=== Section Start ===

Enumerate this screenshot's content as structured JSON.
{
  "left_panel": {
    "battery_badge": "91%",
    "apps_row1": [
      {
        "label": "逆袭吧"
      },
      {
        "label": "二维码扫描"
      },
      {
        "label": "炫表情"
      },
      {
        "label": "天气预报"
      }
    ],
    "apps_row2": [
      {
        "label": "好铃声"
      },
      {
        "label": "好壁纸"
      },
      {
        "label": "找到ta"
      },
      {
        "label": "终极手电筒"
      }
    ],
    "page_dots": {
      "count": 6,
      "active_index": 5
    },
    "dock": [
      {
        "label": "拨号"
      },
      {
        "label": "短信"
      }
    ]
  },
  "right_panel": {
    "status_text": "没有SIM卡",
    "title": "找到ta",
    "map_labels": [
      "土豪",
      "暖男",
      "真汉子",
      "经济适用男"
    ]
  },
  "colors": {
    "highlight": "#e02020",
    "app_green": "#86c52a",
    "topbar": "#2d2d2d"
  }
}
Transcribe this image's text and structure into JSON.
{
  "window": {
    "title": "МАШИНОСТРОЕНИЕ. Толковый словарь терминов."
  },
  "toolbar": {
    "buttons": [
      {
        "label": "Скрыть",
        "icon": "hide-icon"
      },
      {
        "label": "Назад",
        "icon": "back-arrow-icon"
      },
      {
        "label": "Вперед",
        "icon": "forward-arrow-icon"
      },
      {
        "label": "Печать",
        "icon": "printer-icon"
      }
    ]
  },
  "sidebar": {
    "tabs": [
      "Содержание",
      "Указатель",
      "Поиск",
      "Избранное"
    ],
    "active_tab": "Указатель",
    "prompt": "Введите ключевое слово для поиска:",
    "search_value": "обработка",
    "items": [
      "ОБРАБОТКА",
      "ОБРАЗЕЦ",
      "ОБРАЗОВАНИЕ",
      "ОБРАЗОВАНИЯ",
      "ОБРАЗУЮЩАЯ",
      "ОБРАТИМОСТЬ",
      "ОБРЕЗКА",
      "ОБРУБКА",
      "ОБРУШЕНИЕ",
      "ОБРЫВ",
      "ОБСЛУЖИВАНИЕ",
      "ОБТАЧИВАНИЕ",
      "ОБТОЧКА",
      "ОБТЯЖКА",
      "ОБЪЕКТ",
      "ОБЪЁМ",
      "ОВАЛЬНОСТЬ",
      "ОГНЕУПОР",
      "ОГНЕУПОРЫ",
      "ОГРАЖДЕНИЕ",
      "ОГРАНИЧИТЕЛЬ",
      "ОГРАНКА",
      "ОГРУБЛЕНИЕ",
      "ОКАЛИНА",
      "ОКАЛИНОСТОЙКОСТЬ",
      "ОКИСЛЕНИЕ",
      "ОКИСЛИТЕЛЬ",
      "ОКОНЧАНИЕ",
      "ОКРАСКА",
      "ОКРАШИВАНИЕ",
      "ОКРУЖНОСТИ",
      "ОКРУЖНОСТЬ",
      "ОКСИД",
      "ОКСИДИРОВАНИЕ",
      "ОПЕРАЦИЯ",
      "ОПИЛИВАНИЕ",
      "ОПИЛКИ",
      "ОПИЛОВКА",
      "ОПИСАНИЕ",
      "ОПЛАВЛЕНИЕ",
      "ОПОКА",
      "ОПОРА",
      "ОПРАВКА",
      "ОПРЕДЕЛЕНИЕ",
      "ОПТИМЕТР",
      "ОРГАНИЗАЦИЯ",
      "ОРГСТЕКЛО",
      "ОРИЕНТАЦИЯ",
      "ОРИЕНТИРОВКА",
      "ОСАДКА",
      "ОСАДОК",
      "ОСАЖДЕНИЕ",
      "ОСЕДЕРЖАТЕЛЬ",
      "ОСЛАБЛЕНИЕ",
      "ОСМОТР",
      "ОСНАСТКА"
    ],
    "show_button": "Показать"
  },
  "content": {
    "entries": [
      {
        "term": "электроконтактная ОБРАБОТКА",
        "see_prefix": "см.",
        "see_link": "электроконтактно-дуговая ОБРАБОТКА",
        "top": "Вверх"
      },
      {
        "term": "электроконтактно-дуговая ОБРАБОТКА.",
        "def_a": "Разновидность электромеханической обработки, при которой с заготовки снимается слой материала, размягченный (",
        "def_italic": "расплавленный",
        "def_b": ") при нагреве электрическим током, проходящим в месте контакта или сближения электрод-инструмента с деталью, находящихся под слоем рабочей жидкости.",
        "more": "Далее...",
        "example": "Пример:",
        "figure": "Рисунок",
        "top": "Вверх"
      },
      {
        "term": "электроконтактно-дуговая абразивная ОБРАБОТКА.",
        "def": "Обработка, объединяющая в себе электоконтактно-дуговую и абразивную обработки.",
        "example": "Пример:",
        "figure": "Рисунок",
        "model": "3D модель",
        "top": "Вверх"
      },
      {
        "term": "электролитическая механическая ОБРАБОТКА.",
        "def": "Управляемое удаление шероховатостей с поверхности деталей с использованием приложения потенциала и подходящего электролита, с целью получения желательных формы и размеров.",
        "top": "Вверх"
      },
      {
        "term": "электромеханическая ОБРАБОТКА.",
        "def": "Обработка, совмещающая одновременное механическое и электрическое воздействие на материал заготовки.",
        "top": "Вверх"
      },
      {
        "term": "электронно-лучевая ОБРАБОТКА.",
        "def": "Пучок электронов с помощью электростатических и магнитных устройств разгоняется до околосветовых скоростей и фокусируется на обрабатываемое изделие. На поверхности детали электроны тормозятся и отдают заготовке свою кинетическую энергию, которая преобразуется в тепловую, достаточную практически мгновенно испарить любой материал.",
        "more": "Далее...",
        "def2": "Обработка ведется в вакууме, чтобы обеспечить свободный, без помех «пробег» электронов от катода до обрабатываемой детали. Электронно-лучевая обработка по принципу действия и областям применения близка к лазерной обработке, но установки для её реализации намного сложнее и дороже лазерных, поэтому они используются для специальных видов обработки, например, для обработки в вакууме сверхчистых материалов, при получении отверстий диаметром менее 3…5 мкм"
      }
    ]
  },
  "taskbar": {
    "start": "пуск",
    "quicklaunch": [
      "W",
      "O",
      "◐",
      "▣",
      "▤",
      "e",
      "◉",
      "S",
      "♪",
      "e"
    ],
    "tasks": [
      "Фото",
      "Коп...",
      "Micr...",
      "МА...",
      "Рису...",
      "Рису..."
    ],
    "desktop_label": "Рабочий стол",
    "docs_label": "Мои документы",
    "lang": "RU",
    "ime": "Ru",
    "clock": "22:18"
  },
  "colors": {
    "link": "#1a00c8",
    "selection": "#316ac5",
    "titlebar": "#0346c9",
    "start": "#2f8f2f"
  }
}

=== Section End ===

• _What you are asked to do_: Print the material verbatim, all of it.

• _Response box_:
Enumerate this screenshot's content as structured JSON.
{
  "left_panel": {
    "battery_badge": "91%",
    "apps_row1": [
      {
        "label": "逆袭吧"
      },
      {
        "label": "二维码扫描"
      },
      {
        "label": "炫表情"
      },
      {
        "label": "天气预报"
      }
    ],
    "apps_row2": [
      {
        "label": "好铃声"
      },
      {
        "label": "好壁纸"
      },
      {
        "label": "找到ta"
      },
      {
        "label": "终极手电筒"
      }
    ],
    "page_dots": {
      "count": 6,
      "active_index": 5
    },
    "dock": [
      {
        "label": "拨号"
      },
      {
        "label": "短信"
      }
    ]
  },
  "right_panel": {
    "status_text": "没有SIM卡",
    "title": "找到ta",
    "map_labels": [
      "土豪",
      "暖男",
      "真汉子",
      "经济适用男"
    ]
  },
  "colors": {
    "highlight": "#e02020",
    "app_green": "#86c52a",
    "topbar": "#2d2d2d"
  }
}
Transcribe this image's text and structure into JSON.
{
  "window": {
    "title": "МАШИНОСТРОЕНИЕ. Толковый словарь терминов."
  },
  "toolbar": {
    "buttons": [
      {
        "label": "Скрыть",
        "icon": "hide-icon"
      },
      {
        "label": "Назад",
        "icon": "back-arrow-icon"
      },
      {
        "label": "Вперед",
        "icon": "forward-arrow-icon"
      },
      {
        "label": "Печать",
        "icon": "printer-icon"
      }
    ]
  },
  "sidebar": {
    "tabs": [
      "Содержание",
      "Указатель",
      "Поиск",
      "Избранное"
    ],
    "active_tab": "Указатель",
    "prompt": "Введите ключевое слово для поиска:",
    "search_value": "обработка",
    "items": [
      "ОБРАБОТКА",
      "ОБРАЗЕЦ",
      "ОБРАЗОВАНИЕ",
      "ОБРАЗОВАНИЯ",
      "ОБРАЗУЮЩАЯ",
      "ОБРАТИМОСТЬ",
      "ОБРЕЗКА",
      "ОБРУБКА",
      "ОБРУШЕНИЕ",
      "ОБРЫВ",
      "ОБСЛУЖИВАНИЕ",
      "ОБТАЧИВАНИЕ",
      "ОБТОЧКА",
      "ОБТЯЖКА",
      "ОБЪЕКТ",
      "ОБЪЁМ",
      "ОВАЛЬНОСТЬ",
      "ОГНЕУПОР",
      "ОГНЕУПОРЫ",
      "ОГРАЖДЕНИЕ",
      "ОГРАНИЧИТЕЛЬ",
      "ОГРАНКА",
      "ОГРУБЛЕНИЕ",
      "ОКАЛИНА",
      "ОКАЛИНОСТОЙКОСТЬ",
      "ОКИСЛЕНИЕ",
      "ОКИСЛИТЕЛЬ",
      "ОКОНЧАНИЕ",
      "ОКРАСКА",
      "ОКРАШИВАНИЕ",
      "ОКРУЖНОСТИ",
      "ОКРУЖНОСТЬ",
      "ОКСИД",
      "ОКСИДИРОВАНИЕ",
      "ОПЕРАЦИЯ",
      "ОПИЛИВАНИЕ",
      "ОПИЛКИ",
      "ОПИЛОВКА",
      "ОПИСАНИЕ",
      "ОПЛАВЛЕНИЕ",
      "ОПОКА",
      "ОПОРА",
      "ОПРАВКА",
      "ОПРЕДЕЛЕНИЕ",
      "ОПТИМЕТР",
      "ОРГАНИЗАЦИЯ",
      "ОРГСТЕКЛО",
      "ОРИЕНТАЦИЯ",
      "ОРИЕНТИРОВКА",
      "ОСАДКА",
      "ОСАДОК",
      "ОСАЖДЕНИЕ",
      "ОСЕДЕРЖАТЕЛЬ",
      "ОСЛАБЛЕНИЕ",
      "ОСМОТР",
      "ОСНАСТКА"
    ],
    "show_button": "Показать"
  },
  "content": {
    "entries": [
      {
        "term": "электроконтактная ОБРАБОТКА",
        "see_prefix": "см.",
        "see_link": "электроконтактно-дуговая ОБРАБОТКА",
        "top": "Вверх"
      },
      {
        "term": "электроконтактно-дуговая ОБРАБОТКА.",
        "def_a": "Разновидность электромеханической обработки, при которой с заготовки снимается слой материала, размягченный (",
        "def_italic": "расплавленный",
        "def_b": ") при нагреве электрическим током, проходящим в месте контакта или сближения электрод-инструмента с деталью, находящихся под слоем рабочей жидкости.",
        "more": "Далее...",
        "example": "Пример:",
        "figure": "Рисунок",
        "top": "Вверх"
      },
      {
        "term": "электроконтактно-дуговая абразивная ОБРАБОТКА.",
        "def": "Обработка, объединяющая в себе электоконтактно-дуговую и абразивную обработки.",
        "example": "Пример:",
        "figure": "Рисунок",
        "model": "3D модель",
        "top": "Вверх"
      },
      {
        "term": "электролитическая механическая ОБРАБОТКА.",
        "def": "Управляемое удаление шероховатостей с поверхности деталей с использованием приложения потенциала и подходящего электролита, с целью получения желательных формы и размеров.",
        "top": "Вверх"
      },
      {
        "term": "электромеханическая ОБРАБОТКА.",
        "def": "Обработка, совмещающая одновременное механическое и электрическое воздействие на материал заготовки.",
        "top": "Вверх"
      },
      {
        "term": "электронно-лучевая ОБРАБОТКА.",
        "def": "Пучок электронов с помощью электростатических и магнитных устройств разгоняется до околосветовых скоростей и фокусируется на обрабатываемое изделие. На поверхности детали электроны тормозятся и отдают заготовке свою кинетическую энергию, которая преобразуется в тепловую, достаточную практически мгновенно испарить любой материал.",
        "more": "Далее...",
        "def2": "Обработка ведется в вакууме, чтобы обеспечить свободный, без помех «пробег» электронов от катода до обрабатываемой детали. Электронно-лучевая обработка по принципу действия и областям применения близка к лазерной обработке, но установки для её реализации намного сложнее и дороже лазерных, поэтому они используются для специальных видов обработки, например, для обработки в вакууме сверхчистых материалов, при получении отверстий диаметром менее 3…5 мкм"
      }
    ]
  },
  "taskbar": {
    "start": "пуск",
    "quicklaunch": [
      "W",
      "O",
      "◐",
      "▣",
      "▤",
      "e",
      "◉",
      "S",
      "♪",
      "e"
    ],
    "tasks": [
      "Фото",
      "Коп...",
      "Micr...",
      "МА...",
      "Рису...",
      "Рису..."
    ],
    "desktop_label": "Рабочий стол",
    "docs_label": "Мои документы",
    "lang": "RU",
    "ime": "Ru",
    "clock": "22:18"
  },
  "colors": {
    "link": "#1a00c8",
    "selection": "#316ac5",
    "titlebar": "#0346c9",
    "start": "#2f8f2f"
  }
}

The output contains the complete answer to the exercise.